Jailed Benton Harbor activist's notes were illegally seized, lawyer charges

Eartha Jane Melzer, Michigan Messenger

Thursday (04/17)

A lawyer for an imprisoned Benton Harbor community activist, the Rev. Edward Pinkney, claims the Berrien County sheriff authorized a raid of Pinkney's jail cell last month, confiscated his legal notes and sent copies of them to the judge scheduled to hear his probation violation case.

Pinkney, an associate pastor at Hopewell Missionary Baptist Church in Benton Harbor, is well-known locally as executive director of the Black Autonomy Network Community Organization (BANCO) and a critic of the police and court system. He has also actively opposed Whirlpool Corp. plans to build a privately owned golf course on the city's Jean Klock Park along Lake Michigan.

He was convicted of election fraud last year for his role in organizing a successful recall campaign against a Benton Harbor city commissioner. The court found him guilty of influencing voters with money, attempting to influence absent voters and three counts of possessing absentee ballots.
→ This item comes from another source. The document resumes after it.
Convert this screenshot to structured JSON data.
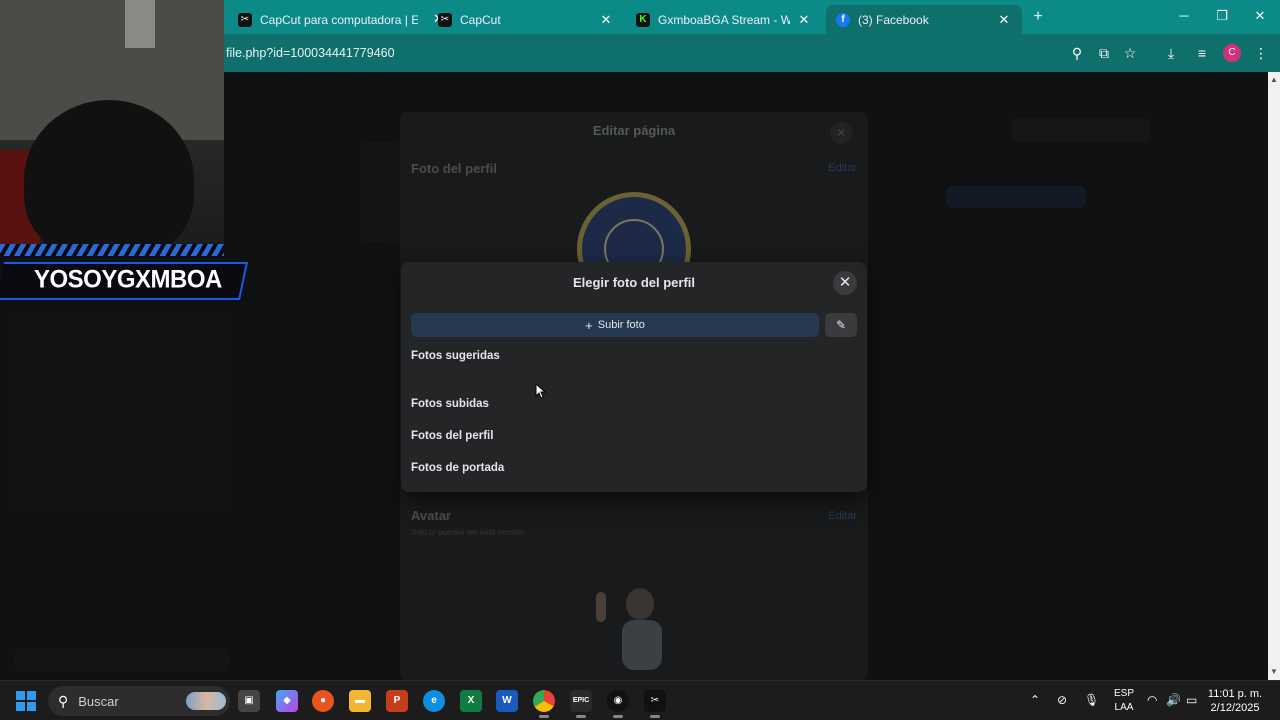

He was placed on probation with terms that include he "not participate in any capacity in a campaign for any public election" and "not engage in any assaultative, abusive, defamatory, demeaning, harassing, violent, threatening, or intimidating behavior."

Pinkney was arrested on Dec. 14 after a Benton Harbor parole officer claimed he had violated his probation by calling the Benton Harbor criminal justice system "racist," "corrupt" and "dumb" in the November/December issue of The Chicago People's Tribune.

On Dec. 20, Chief Judge Alfred Butzbaugh of Berrien County Circuit Court ruled that Pinkney's "racist," "corrupt" and "dumb" statements were constitutionally protected, but he denied bail after ruling that other Pinkney statements -- referencing Deuteronomy on the plagues that fall upon the houses of the wicked -- might constitute a breach of probation and also might constitute a threat against the judge. Butzbaugh disqualified himself from hearing the case because he was specifically referenced in Pinkney's statements.

"Pinkney is in danger of being the first preacher, that I know of, in America to go to jail for quoting the Bible," said his attorney, Hugh Davis.

Pinkney's notes were seized on March 21 in what prison officials described as "a routine shakedown," according to Davis.

In a letter to the Berrien County sheriff, Davis said that confiscating Pinkney's notes and forwarding them to the judge is illegal and "smacks of obstruction of justice and improper unilateral communications with the Court."

Davis has argued that all of the judges in Berrien County Circuit Court should be disqualified from hearing Pinkney's probation violation case because all of the judges have been directly and personally criticized by Pinkney for years. Judge Butzbaugh is considering the motion to disqualify the judges and has denied Pinkney bond.

Pinkney's wife, Dorothy, added commas said that police have also seized the jail-issued medicine her 59-year-old husband had been using to treat the back pain he's developed as a result of sleeping on a thin mattress on the concrete floor. She said jail staff have also confiscated Pinkney's notes detailing the mistreatment of inmates.

In a phone interview with Michigan Messenger, Sheriff L. Paul Bailey acknowledged that papers had been removed from Pinkney's cell but denied that Pinkney is being abused.